Only the pictures should be left out; write out all other data exactly.

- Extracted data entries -
■ ■ ■

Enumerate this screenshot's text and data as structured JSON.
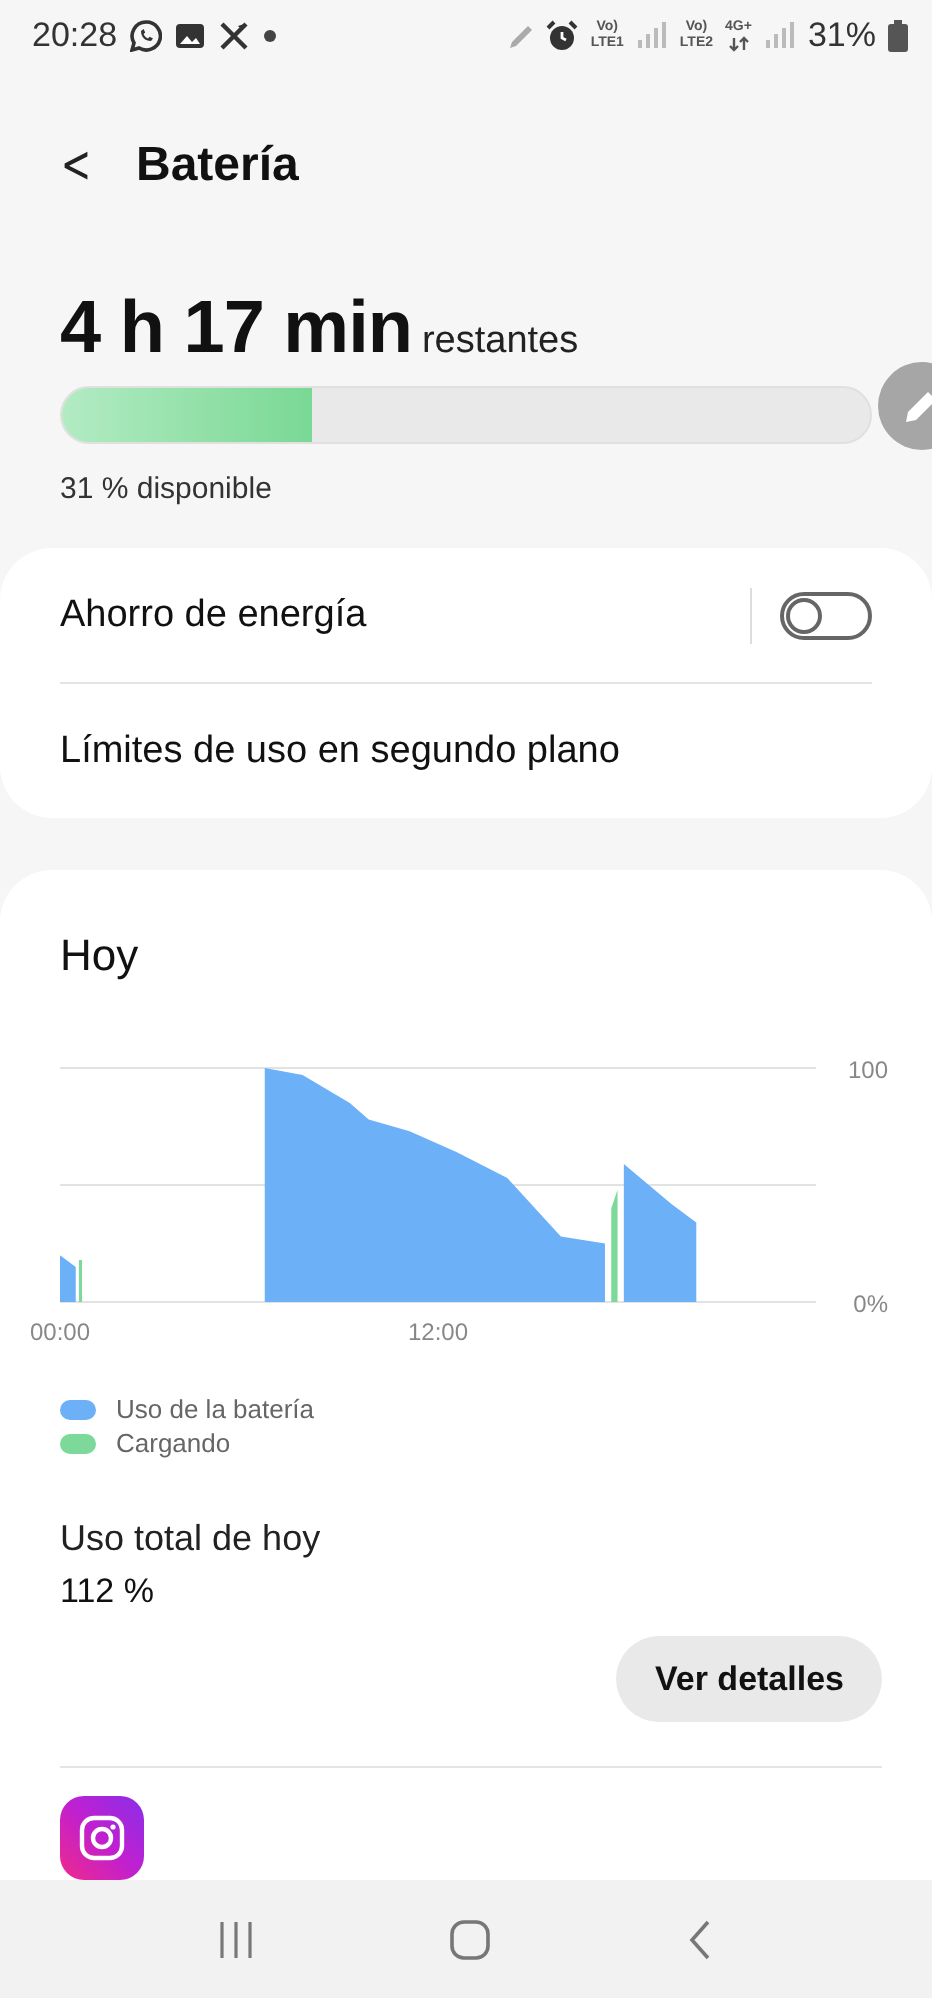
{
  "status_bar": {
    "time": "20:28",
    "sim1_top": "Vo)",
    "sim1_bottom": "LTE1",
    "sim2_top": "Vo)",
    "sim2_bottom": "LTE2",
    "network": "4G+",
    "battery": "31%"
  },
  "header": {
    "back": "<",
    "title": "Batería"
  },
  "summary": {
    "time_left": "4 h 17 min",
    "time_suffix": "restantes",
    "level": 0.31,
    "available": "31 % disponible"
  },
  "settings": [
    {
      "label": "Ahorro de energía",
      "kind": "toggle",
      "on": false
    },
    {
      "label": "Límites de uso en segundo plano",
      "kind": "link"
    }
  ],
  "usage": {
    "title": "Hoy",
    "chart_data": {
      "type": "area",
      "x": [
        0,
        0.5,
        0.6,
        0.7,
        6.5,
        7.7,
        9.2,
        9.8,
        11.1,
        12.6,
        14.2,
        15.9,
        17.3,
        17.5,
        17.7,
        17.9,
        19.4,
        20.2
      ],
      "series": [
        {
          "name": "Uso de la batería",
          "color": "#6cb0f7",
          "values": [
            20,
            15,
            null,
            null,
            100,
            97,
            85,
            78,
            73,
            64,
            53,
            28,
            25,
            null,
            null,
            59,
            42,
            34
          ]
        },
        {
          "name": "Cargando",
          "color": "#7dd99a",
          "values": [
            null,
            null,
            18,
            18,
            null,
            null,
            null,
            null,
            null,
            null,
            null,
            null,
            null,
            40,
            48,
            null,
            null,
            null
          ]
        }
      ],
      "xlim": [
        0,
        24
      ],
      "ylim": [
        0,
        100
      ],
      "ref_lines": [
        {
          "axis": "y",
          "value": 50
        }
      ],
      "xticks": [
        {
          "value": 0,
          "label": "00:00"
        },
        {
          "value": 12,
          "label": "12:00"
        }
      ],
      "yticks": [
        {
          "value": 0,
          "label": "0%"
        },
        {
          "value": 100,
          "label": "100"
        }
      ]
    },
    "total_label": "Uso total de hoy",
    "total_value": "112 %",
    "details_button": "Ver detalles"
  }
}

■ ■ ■

- Answer for this exercise -
Enumerate this screenshot's text and data as structured JSON.
{
  "status_bar": {
    "time": "20:28",
    "sim1_top": "Vo)",
    "sim1_bottom": "LTE1",
    "sim2_top": "Vo)",
    "sim2_bottom": "LTE2",
    "network": "4G+",
    "battery": "31%"
  },
  "header": {
    "back": "<",
    "title": "Batería"
  },
  "summary": {
    "time_left": "4 h 17 min",
    "time_suffix": "restantes",
    "level": 0.31,
    "available": "31 % disponible"
  },
  "settings": [
    {
      "label": "Ahorro de energía",
      "kind": "toggle",
      "on": false
    },
    {
      "label": "Límites de uso en segundo plano",
      "kind": "link"
    }
  ],
  "usage": {
    "title": "Hoy",
    "chart_data": {
      "type": "area",
      "x": [
        0,
        0.5,
        0.6,
        0.7,
        6.5,
        7.7,
        9.2,
        9.8,
        11.1,
        12.6,
        14.2,
        15.9,
        17.3,
        17.5,
        17.7,
        17.9,
        19.4,
        20.2
      ],
      "series": [
        {
          "name": "Uso de la batería",
          "color": "#6cb0f7",
          "values": [
            20,
            15,
            null,
            null,
            100,
            97,
            85,
            78,
            73,
            64,
            53,
            28,
            25,
            null,
            null,
            59,
            42,
            34
          ]
        },
        {
          "name": "Cargando",
          "color": "#7dd99a",
          "values": [
            null,
            null,
            18,
            18,
            null,
            null,
            null,
            null,
            null,
            null,
            null,
            null,
            null,
            40,
            48,
            null,
            null,
            null
          ]
        }
      ],
      "xlim": [
        0,
        24
      ],
      "ylim": [
        0,
        100
      ],
      "ref_lines": [
        {
          "axis": "y",
          "value": 50
        }
      ],
      "xticks": [
        {
          "value": 0,
          "label": "00:00"
        },
        {
          "value": 12,
          "label": "12:00"
        }
      ],
      "yticks": [
        {
          "value": 0,
          "label": "0%"
        },
        {
          "value": 100,
          "label": "100"
        }
      ]
    },
    "total_label": "Uso total de hoy",
    "total_value": "112 %",
    "details_button": "Ver detalles"
  }
}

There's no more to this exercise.